Some executives are never short on opinions. Asked for his thoughts on the divide between in-store and online return policies, Bud Konheim responded with a mini epistle.
Nicole [Miller] and I have run our company since 1982 without manuals, bureaucratic boards or business school type organization. Most of our policies are formed by our own trial and error, occasionally adopting a business idea from an outside source that we think is worthy. Our return policy is one of those policies that developed from the opening of our first boutique in 1986.
In 1986, department stores dominated the retail scene and they had just started to feel the competitive pressure of “too many stores” (Sandy Parker’s WWD interview October 1976 — “The Country Is Overstored”). Part of their attempt to win customers was to adopt an “anything goes” policy of accepting returns. This led to widespread abuses like buying a dress for Friday night’s date and returning it on Monday for a full cash refund.
Our boutique was organized to counter the growing impersonality of these department stores and to take special care of each customer — fitting each one carefully, accessorizing them and giving them confidence in the look that they were buying from us. All that special attention costs time and money leading us to our original store policy of no returns.

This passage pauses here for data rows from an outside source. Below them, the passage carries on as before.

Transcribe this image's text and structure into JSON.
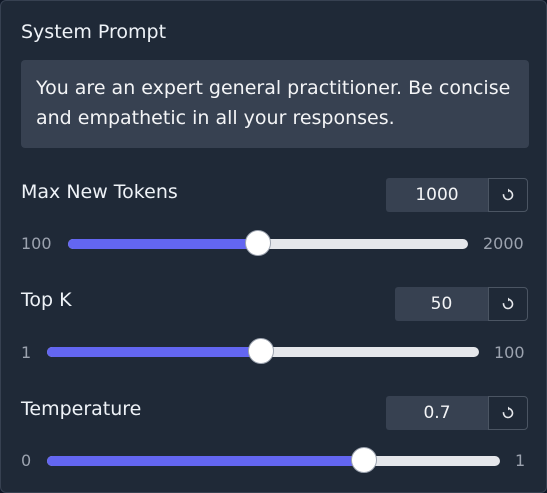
{
  "system_prompt": {
    "label": "System Prompt",
    "value": "You are an expert general practitioner. Be concise and empathetic in all your responses."
  },
  "sliders": [
    {
      "label": "Max New Tokens",
      "value": "1000",
      "min": "100",
      "max": "2000",
      "level": 0.474
    },
    {
      "label": "Top K",
      "value": "50",
      "min": "1",
      "max": "100",
      "level": 0.495
    },
    {
      "label": "Temperature",
      "value": "0.7",
      "min": "0",
      "max": "1",
      "level": 0.7
    }
  ],
  "icons": {
    "reset": "reset-icon"
  },
  "colors": {
    "accent": "#6366f1",
    "track": "#e5e7eb",
    "panel": "#1f2937",
    "input": "#374151"
  }
}
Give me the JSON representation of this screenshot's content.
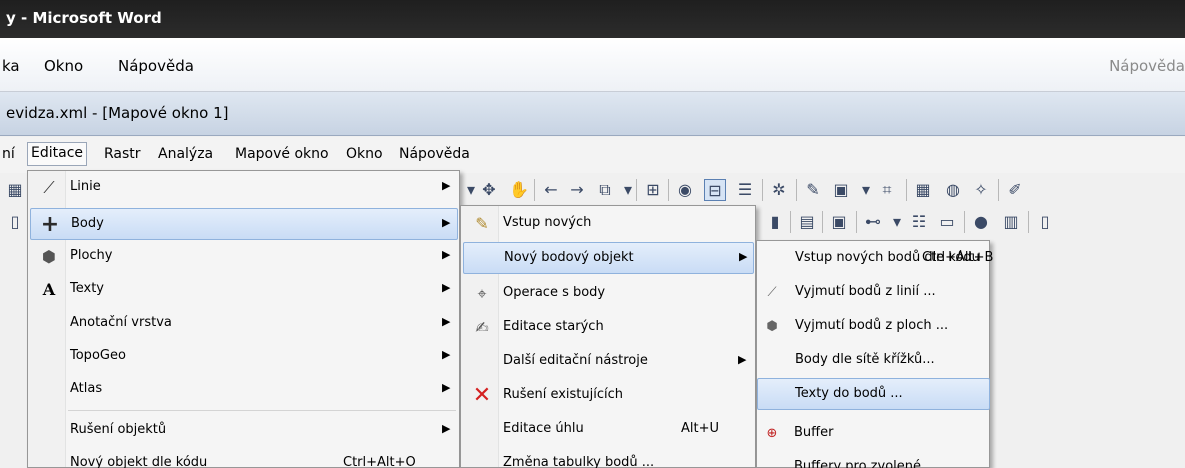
{
  "word": {
    "title": "y - Microsoft Word",
    "menu": [
      "ka",
      "Okno",
      "Nápověda"
    ],
    "help_box": "Nápověda"
  },
  "app": {
    "title": "evidza.xml - [Mapové okno 1]",
    "menu": [
      "ní",
      "Editace",
      "Rastr",
      "Analýza",
      "Mapové okno",
      "Okno",
      "Nápověda"
    ]
  },
  "menus": {
    "editace": [
      {
        "label": "Linie",
        "icon": "line-icon"
      },
      {
        "label": "Body",
        "icon": "plus-icon"
      },
      {
        "label": "Plochy",
        "icon": "polygon-icon"
      },
      {
        "label": "Texty",
        "icon": "text-icon"
      },
      {
        "label": "Anotační vrstva"
      },
      {
        "label": "TopoGeo"
      },
      {
        "label": "Atlas"
      },
      {
        "label": "Rušení objektů"
      },
      {
        "label": "Nový objekt dle kódu",
        "shortcut": "Ctrl+Alt+O"
      }
    ],
    "body": [
      {
        "label": "Vstup nových"
      },
      {
        "label": "Nový bodový objekt"
      },
      {
        "label": "Operace s body"
      },
      {
        "label": "Editace starých"
      },
      {
        "label": "Další editační nástroje"
      },
      {
        "label": "Rušení existujících"
      },
      {
        "label": "Editace úhlu",
        "shortcut": "Alt+U"
      },
      {
        "label": "Změna tabulky bodů ..."
      }
    ],
    "novy_bodovy": [
      {
        "label": "Vstup nových bodů dle kódu",
        "shortcut": "Ctrl+Alt+B"
      },
      {
        "label": "Vyjmutí bodů z linií ..."
      },
      {
        "label": "Vyjmutí bodů z ploch ..."
      },
      {
        "label": "Body dle sítě křížků..."
      },
      {
        "label": "Texty do bodů ..."
      },
      {
        "label": "Buffer"
      },
      {
        "label": "Buffery pro zvolené"
      }
    ]
  },
  "colors": {
    "highlight_bg": "#c9dcf5",
    "highlight_border": "#8fb2dd",
    "word_title_bg": "#1f1f1f"
  }
}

Because we were also selling some of the department stores the same styles, eventually we had some customers that would spend time in our boutique and then choose to buy the identical style in a nearby department store. That competition and feedback from our salespeople caused us to change our return policy to today’s exchange accommodation.
E-commerce is another new retail idea that is growing and competing rapidly. Since we still indulge our boutique customers with the above special service we end up getting very personal with our boutique “trade.” The e-commerce customer in general is more like department store “traffic” versus trade and does not get or care about the personalized service. They will buy two or three of the same outfit relying on their ability to easily return two of the three that don’t fit or all three of the fabric is not what they expected from the picture.
This presents the same problem as the loose department store return policy versus our boutique’s and we have a little bit of the same problem. We deal with it on a case-by-case basis and give the boutique managers wide authority to adjust the policy based on common sense.
What is evolving is the general business model that our industry has accepted for 100 years. Department stores that began as giant downtown emporiums grew and spread out to multiple suburbs each one losing touch and forgetting the specialness of their customer. They compensated first by staying open on Sunday, then all night long and 5 a.m. on Friday post-Thanksgiving. Then came the “sure” competitive winner — the discount wars and the race to zero.
To survive — and eventually thrive — and to finally complete the answer to your question that I think I understand, we developed a program of “boutique exclusives” that let every boutique buyer know that 60 percent to 70 percent of every line would not be sold to a store with more than one location. This two-year-old strategy has resulted in positive feedback and increased sales to 1000-plus boutiques that no longer have to worry about the styles they buy from us being offered at a discount at the same time as they offer them at regular price.
Sorry my answer got overdone, but I got very interested in your question and it’s early in the a.m. We are very passionate about the industry. We have made decisions based on our common sense that has conspired to keep us from growing out of control.